* [What is needed]:
An exact copy of every record is the expected answer.

* [Information supplied]:
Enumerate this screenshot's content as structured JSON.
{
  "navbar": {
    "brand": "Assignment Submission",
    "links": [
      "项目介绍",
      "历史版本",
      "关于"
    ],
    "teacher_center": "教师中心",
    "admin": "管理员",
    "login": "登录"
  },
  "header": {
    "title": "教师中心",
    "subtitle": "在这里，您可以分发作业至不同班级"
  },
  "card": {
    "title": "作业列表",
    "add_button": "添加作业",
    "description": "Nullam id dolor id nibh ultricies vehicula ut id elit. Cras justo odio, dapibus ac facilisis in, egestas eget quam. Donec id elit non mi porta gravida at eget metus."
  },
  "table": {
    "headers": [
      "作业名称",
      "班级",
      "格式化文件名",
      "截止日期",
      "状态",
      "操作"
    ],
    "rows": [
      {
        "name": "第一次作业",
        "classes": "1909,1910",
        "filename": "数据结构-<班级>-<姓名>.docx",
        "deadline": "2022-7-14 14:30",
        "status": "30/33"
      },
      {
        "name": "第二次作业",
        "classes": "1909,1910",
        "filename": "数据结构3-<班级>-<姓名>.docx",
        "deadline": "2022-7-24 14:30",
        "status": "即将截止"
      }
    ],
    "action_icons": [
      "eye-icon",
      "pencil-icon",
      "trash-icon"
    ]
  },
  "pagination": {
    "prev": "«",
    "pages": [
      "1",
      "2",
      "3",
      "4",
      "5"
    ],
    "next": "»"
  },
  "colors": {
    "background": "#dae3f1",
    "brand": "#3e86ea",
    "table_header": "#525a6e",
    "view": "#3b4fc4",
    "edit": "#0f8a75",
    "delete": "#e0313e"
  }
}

* [Result of the exercise]:
Enumerate this screenshot's content as structured JSON.
{
  "navbar": {
    "brand": "Assignment Submission",
    "links": [
      "项目介绍",
      "历史版本",
      "关于"
    ],
    "teacher_center": "教师中心",
    "admin": "管理员",
    "login": "登录"
  },
  "header": {
    "title": "教师中心",
    "subtitle": "在这里，您可以分发作业至不同班级"
  },
  "card": {
    "title": "作业列表",
    "add_button": "添加作业",
    "description": "Nullam id dolor id nibh ultricies vehicula ut id elit. Cras justo odio, dapibus ac facilisis in, egestas eget quam. Donec id elit non mi porta gravida at eget metus."
  },
  "table": {
    "headers": [
      "作业名称",
      "班级",
      "格式化文件名",
      "截止日期",
      "状态",
      "操作"
    ],
    "rows": [
      {
        "name": "第一次作业",
        "classes": "1909,1910",
        "filename": "数据结构-<班级>-<姓名>.docx",
        "deadline": "2022-7-14 14:30",
        "status": "30/33"
      },
      {
        "name": "第二次作业",
        "classes": "1909,1910",
        "filename": "数据结构3-<班级>-<姓名>.docx",
        "deadline": "2022-7-24 14:30",
        "status": "即将截止"
      }
    ],
    "action_icons": [
      "eye-icon",
      "pencil-icon",
      "trash-icon"
    ]
  },
  "pagination": {
    "prev": "«",
    "pages": [
      "1",
      "2",
      "3",
      "4",
      "5"
    ],
    "next": "»"
  },
  "colors": {
    "background": "#dae3f1",
    "brand": "#3e86ea",
    "table_header": "#525a6e",
    "view": "#3b4fc4",
    "edit": "#0f8a75",
    "delete": "#e0313e"
  }
}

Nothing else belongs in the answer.